[t]hat burden ․ “is not satisfied by mere speculation and conjecture; rather, a governmental body seeking to sustain a restriction on commercial speech must demonstrate that the harms it recites are real and that its restriction will in fact alleviate them to a material degree.”
Florida Bar, 515 U.S. at 626, 115 S.Ct. at 2377, 132 L.Ed.2d at 550 (quoting Rubin v. Coors Brewing Co., 514 U.S. 476, 487, 115 S.Ct. 1585, 1592, 131 L.Ed.2d 532, 541-42 (1995)).
Committee on Professional Ethics & Conduct v. Morris illustrates how the rules in question advance the state's interest in informing the public. In Morris a lawyer held himself out as being qualified in the area of immigration law, although he was clearly not. His client relied on that representation, but the lawyer failed to perform his services in a proper way, and his client was subjected to deportation proceedings. Morris, 490 N.W.2d at 807.
Kirlin has raised several additional arguments attacking the disciplinary rules on constitutional grounds. We have considered each of them and find no merit in them.

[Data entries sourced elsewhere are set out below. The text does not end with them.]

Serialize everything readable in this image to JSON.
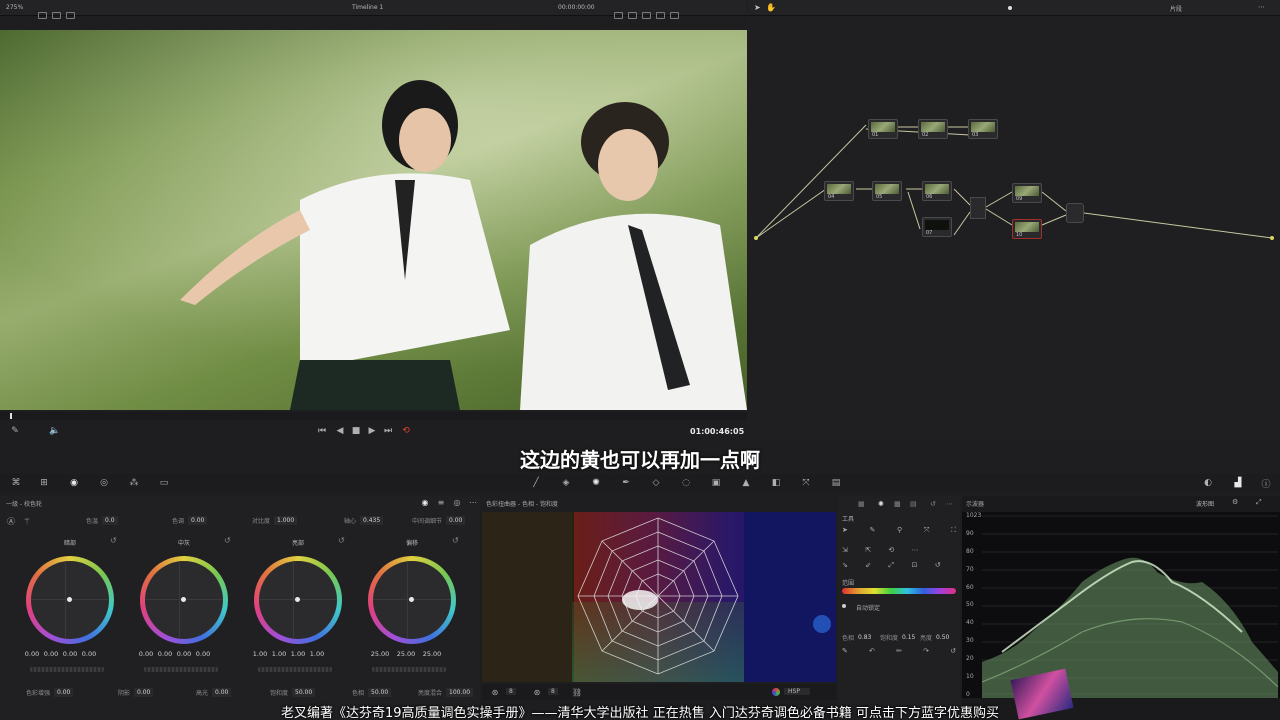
{
  "viewer": {
    "zoom": "275%",
    "timeline_name": "Timeline 1",
    "header_timecode": "00:00:00:00",
    "playhead_timecode": "01:00:46:05"
  },
  "node_editor": {
    "mode_label": "片段",
    "nodes": [
      {
        "label": "01"
      },
      {
        "label": "02"
      },
      {
        "label": "03"
      },
      {
        "label": "04"
      },
      {
        "label": "05"
      },
      {
        "label": "06"
      },
      {
        "label": "07"
      },
      {
        "label": "09"
      },
      {
        "label": "10"
      }
    ]
  },
  "color_wheels": {
    "panel_title": "一级 - 校色轮",
    "top_params": [
      {
        "label": "色温",
        "value": "0.0"
      },
      {
        "label": "色调",
        "value": "0.00"
      },
      {
        "label": "对比度",
        "value": "1.000"
      },
      {
        "label": "轴心",
        "value": "0.435"
      },
      {
        "label": "中间调细节",
        "value": "0.00"
      }
    ],
    "wheels": [
      {
        "name": "暗部",
        "values": [
          "0.00",
          "0.00",
          "0.00",
          "0.00"
        ]
      },
      {
        "name": "中灰",
        "values": [
          "0.00",
          "0.00",
          "0.00",
          "0.00"
        ]
      },
      {
        "name": "亮部",
        "values": [
          "1.00",
          "1.00",
          "1.00",
          "1.00"
        ]
      },
      {
        "name": "偏移",
        "values": [
          "25.00",
          "25.00",
          "25.00"
        ]
      }
    ],
    "bottom_params": [
      {
        "label": "色彩增强",
        "value": "0.00"
      },
      {
        "label": "阴影",
        "value": "0.00"
      },
      {
        "label": "高光",
        "value": "0.00"
      },
      {
        "label": "饱和度",
        "value": "50.00"
      },
      {
        "label": "色相",
        "value": "50.00"
      },
      {
        "label": "亮度混合",
        "value": "100.00"
      }
    ]
  },
  "warper": {
    "panel_title": "色彩扭曲器 - 色相 - 饱和度",
    "control1": "8",
    "control2": "8",
    "mode": "HSP"
  },
  "tools": {
    "title": "工具",
    "range_label": "范围",
    "auto_lock": "自动锁定",
    "params": [
      {
        "label": "色相",
        "value": "0.83"
      },
      {
        "label": "饱和度",
        "value": "0.15"
      },
      {
        "label": "亮度",
        "value": "0.50"
      }
    ]
  },
  "scope": {
    "title": "示波器",
    "mode": "波形图",
    "ticks": [
      "1023",
      "90",
      "80",
      "70",
      "60",
      "50",
      "40",
      "30",
      "20",
      "10",
      "0"
    ]
  },
  "subtitles": {
    "main": "这边的黄也可以再加一点啊",
    "banner": "老叉编著《达芬奇19高质量调色实操手册》——清华大学出版社 正在热售 入门达芬奇调色必备书籍 可点击下方蓝字优惠购买"
  },
  "colors": {
    "accent_red": "#e0442c",
    "scope_trace": "#b8e0b0",
    "node_link": "#c8c8a0"
  }
}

Failure of a lawyer to abide by our disciplinary rules regarding advertising will subject the lawyer to sanctions. Wherry, 569 N.W.2d at 827; Morris, 490 N.W.2d at 810.
Like Wherry, this respondent has previously been admonished for violations of our advertising rules, and we take that into consideration in determining the sanction to be imposed, as we did in Wherry. We publicly reprimand the respondent for his violations of our Iowa Code of Professional Responsibility.